  • Even those of us who have little in terms of power or comfort are afraid to lose what we have by stepping out into something that seems risky. I think in the 1930’s and 1940’s there were a great number of people who knew what it was like to lose livelihoods and comfort, even lives, for a cause. The periods of prosperity have made it less common for us in the U.S. to lose everything we think is necessary for a good life. The causes of the 60’s and 70’s were tinged with overwhelming coercion, losses or disappointing outcomes in my life. The closest I have come to losing everything is/was due to a health condition which appeared as if it fell from the sky (while I thought I was doing everything right) and took all I had relied upon to that point–almost.
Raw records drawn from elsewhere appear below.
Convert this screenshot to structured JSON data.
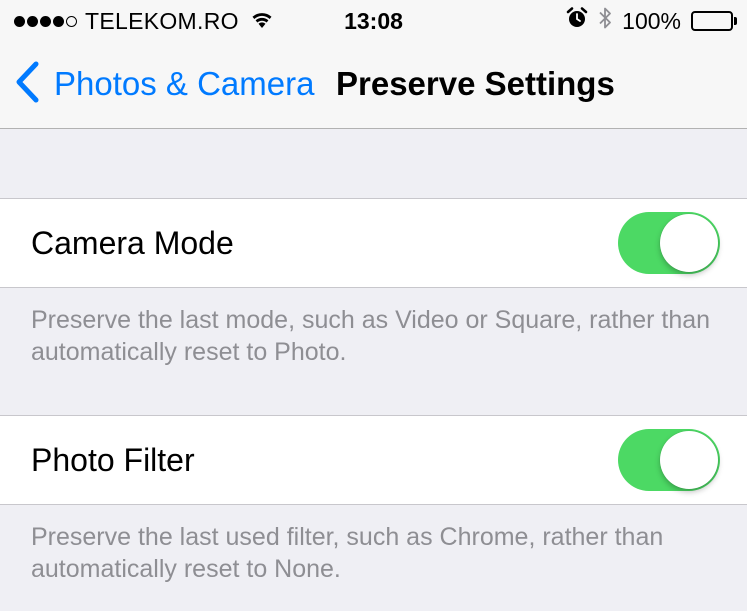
{
  "status_bar": {
    "carrier": "TELEKOM.RO",
    "time": "13:08",
    "battery": "100%",
    "signal_bars": 4,
    "battery_level": 1.0
  },
  "nav": {
    "back_label": "Photos & Camera",
    "title": "Preserve Settings"
  },
  "settings": [
    {
      "label": "Camera Mode",
      "on": true,
      "footer": "Preserve the last mode, such as Video or Square, rather than automatically reset to Photo."
    },
    {
      "label": "Photo Filter",
      "on": true,
      "footer": "Preserve the last used filter, such as Chrome, rather than automatically reset to None."
    }
  ],
  "colors": {
    "accent": "#007aff",
    "toggle_on": "#4cd964",
    "background": "#efeff4"
  }
}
At least, I knew that all on which I had relied would not save me from this circumstance. Then, I have been beside my daughter as she has gone through the same for half her life. I think it takes an event such as this or a crisis of faith due to other losses for us to realize that losing your money, home, life, etc. is not the worst. Finding a purpose or being a force for good in spite of the circumstances does give one something to live or die for. My problem is that there are many causes and so little energy. Perhaps ISIS makes it easier for a person who searches to choose the cause and to connect with others who have the same goal. Perhaps my problem is cynicism, mistrust, wanting not to be bothered, or an attitude of “let the younger generations work this out.” In church-speak in my history, one would be counseled “let go and let God.” I don’t really know how that works either.